▶ [Requirement]: The answer must be one number: how many lines below contain the word "JSON".

▶ [Material to process]:
◆ ◆ ◆ ◆ ◆ ◆ ◆
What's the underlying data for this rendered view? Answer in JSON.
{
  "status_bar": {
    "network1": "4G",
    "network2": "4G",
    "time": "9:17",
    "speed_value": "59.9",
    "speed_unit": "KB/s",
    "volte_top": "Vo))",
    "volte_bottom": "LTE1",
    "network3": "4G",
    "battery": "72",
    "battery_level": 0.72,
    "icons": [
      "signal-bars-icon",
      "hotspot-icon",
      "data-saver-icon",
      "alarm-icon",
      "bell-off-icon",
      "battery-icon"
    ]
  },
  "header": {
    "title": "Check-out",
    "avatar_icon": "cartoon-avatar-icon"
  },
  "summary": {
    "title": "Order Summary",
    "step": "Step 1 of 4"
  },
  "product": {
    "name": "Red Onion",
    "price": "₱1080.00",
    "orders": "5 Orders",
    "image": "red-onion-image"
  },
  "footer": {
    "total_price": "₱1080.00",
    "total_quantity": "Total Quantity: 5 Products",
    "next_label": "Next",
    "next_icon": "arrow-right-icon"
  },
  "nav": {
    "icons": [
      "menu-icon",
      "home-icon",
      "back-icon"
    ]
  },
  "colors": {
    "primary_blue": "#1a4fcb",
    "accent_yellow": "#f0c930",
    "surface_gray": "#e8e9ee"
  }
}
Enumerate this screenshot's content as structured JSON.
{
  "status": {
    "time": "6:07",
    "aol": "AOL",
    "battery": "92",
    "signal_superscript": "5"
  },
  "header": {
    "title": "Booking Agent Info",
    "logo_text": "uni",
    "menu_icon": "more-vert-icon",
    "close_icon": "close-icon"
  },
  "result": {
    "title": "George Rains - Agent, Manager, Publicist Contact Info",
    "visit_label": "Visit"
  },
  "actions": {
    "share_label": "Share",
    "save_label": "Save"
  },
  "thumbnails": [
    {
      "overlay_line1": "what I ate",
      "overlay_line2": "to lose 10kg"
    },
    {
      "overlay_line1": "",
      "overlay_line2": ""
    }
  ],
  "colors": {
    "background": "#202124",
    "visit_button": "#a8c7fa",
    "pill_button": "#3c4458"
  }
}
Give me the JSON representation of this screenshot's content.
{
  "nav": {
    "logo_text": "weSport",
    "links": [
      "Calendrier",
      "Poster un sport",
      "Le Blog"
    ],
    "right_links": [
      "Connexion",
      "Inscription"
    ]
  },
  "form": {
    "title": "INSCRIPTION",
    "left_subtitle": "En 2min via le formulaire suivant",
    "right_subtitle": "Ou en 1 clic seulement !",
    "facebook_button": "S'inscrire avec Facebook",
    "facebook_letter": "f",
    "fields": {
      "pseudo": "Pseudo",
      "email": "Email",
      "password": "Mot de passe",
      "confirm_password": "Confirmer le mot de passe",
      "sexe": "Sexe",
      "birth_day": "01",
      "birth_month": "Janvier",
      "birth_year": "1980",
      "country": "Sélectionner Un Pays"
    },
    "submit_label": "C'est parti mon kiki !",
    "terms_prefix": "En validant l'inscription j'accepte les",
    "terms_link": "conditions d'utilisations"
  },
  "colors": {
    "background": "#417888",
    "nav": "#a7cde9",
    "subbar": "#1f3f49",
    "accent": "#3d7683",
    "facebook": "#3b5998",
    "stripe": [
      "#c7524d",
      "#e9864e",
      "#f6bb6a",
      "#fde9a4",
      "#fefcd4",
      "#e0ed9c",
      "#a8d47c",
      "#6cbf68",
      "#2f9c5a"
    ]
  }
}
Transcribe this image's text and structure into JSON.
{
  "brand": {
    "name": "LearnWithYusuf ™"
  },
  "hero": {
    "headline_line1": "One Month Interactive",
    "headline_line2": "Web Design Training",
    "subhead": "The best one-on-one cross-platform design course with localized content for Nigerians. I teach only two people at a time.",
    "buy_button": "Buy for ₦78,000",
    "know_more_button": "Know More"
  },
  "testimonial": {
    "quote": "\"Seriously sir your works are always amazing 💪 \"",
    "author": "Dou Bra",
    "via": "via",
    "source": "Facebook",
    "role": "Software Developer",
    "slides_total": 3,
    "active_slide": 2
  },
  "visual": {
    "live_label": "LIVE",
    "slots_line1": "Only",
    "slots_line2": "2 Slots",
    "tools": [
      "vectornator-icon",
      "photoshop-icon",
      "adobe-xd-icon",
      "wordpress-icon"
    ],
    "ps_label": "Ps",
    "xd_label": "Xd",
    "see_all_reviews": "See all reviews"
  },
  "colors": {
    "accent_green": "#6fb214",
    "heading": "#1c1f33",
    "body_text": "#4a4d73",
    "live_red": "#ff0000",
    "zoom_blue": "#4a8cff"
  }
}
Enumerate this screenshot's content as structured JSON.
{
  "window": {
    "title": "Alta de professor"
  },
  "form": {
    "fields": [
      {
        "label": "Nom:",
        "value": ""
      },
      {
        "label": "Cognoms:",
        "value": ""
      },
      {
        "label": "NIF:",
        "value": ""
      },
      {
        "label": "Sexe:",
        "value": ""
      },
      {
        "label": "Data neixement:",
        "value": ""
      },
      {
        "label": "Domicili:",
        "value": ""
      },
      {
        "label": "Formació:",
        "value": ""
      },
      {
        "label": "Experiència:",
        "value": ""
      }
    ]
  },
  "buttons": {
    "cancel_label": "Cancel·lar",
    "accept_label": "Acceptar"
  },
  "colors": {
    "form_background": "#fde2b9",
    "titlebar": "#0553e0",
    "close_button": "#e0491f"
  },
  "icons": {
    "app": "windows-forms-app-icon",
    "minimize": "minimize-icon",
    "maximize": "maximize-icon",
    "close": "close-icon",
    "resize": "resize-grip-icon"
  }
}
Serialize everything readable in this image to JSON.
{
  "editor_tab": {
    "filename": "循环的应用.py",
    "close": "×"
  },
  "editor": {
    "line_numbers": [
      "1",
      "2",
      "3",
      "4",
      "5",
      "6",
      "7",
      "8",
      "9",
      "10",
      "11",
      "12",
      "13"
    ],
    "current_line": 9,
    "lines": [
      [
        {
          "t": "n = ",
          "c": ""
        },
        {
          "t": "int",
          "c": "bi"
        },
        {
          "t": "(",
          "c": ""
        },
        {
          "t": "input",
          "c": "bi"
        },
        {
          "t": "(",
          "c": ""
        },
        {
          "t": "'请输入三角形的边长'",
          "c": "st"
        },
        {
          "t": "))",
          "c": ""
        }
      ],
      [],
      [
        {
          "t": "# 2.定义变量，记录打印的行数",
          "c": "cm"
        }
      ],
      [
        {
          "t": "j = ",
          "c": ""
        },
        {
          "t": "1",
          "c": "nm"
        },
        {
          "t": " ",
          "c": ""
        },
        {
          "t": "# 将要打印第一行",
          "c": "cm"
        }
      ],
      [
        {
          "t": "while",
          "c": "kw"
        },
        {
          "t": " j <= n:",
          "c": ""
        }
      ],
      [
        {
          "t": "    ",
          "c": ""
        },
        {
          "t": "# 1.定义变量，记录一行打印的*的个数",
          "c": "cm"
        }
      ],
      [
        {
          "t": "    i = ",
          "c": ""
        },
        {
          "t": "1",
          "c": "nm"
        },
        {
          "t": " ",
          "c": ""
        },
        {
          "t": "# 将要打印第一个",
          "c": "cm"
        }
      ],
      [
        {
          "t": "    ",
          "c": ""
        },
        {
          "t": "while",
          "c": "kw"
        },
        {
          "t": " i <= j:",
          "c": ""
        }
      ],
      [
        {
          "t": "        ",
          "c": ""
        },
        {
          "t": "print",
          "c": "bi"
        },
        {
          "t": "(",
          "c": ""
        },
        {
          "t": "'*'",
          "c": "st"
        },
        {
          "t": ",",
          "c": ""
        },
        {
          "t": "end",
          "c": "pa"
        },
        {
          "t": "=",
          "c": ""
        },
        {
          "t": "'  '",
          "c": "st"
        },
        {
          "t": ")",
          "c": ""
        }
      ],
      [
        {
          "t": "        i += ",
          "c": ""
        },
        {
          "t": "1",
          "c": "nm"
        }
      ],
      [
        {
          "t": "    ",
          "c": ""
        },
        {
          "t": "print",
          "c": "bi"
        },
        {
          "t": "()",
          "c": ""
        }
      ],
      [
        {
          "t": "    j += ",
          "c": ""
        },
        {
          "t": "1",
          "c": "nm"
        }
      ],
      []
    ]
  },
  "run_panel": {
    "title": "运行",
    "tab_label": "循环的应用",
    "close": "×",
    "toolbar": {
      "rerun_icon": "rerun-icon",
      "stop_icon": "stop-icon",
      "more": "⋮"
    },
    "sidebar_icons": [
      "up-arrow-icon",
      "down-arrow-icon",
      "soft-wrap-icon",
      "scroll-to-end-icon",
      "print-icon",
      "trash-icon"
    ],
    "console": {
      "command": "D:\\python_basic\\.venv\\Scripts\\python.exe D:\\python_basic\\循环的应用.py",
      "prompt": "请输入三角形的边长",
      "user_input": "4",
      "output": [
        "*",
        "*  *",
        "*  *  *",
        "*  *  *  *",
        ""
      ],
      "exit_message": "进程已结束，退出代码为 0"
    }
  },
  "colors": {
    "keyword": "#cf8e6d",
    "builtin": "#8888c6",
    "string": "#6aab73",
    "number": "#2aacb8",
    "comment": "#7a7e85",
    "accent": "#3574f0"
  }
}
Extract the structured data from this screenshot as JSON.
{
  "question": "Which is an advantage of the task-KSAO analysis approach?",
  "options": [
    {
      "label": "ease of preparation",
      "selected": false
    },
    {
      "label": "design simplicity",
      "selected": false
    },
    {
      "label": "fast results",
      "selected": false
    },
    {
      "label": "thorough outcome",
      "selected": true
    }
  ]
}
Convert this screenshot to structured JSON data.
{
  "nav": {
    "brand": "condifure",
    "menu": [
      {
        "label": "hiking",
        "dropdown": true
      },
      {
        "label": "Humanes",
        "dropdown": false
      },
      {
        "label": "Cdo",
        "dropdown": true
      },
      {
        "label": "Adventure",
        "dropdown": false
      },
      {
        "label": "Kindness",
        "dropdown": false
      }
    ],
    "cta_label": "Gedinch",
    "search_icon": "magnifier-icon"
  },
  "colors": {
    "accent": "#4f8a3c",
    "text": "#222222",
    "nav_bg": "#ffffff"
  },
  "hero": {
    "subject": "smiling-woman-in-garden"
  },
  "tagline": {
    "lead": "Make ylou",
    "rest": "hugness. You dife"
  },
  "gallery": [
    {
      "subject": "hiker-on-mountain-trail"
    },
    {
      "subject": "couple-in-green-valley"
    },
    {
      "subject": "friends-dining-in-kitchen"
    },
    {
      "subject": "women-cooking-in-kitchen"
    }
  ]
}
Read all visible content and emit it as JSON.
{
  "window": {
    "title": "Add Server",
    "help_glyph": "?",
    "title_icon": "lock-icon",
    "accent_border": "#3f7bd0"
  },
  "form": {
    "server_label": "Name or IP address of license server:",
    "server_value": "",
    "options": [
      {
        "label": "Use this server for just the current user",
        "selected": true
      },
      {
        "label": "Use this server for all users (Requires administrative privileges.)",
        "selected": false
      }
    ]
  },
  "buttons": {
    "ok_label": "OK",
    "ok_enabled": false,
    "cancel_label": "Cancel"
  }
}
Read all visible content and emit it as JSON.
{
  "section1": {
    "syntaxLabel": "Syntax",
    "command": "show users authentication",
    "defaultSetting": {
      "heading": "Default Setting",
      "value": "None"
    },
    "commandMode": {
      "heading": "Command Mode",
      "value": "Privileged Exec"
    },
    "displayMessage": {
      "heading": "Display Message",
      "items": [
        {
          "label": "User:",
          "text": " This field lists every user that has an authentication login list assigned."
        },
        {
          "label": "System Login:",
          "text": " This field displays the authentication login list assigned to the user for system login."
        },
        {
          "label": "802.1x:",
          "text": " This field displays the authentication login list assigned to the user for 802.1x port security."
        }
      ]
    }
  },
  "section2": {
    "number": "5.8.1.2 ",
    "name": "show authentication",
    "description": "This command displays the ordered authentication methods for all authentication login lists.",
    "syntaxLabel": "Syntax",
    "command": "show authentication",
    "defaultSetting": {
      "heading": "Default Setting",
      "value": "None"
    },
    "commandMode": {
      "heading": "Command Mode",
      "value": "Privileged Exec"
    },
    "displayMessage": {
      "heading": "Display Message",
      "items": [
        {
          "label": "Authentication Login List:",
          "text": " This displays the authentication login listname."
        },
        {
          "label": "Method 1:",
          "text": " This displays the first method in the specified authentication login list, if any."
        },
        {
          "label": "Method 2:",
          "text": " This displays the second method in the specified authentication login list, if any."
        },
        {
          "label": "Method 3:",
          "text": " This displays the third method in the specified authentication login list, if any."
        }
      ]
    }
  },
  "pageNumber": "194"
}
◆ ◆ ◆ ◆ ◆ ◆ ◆
▶ [Result]: 10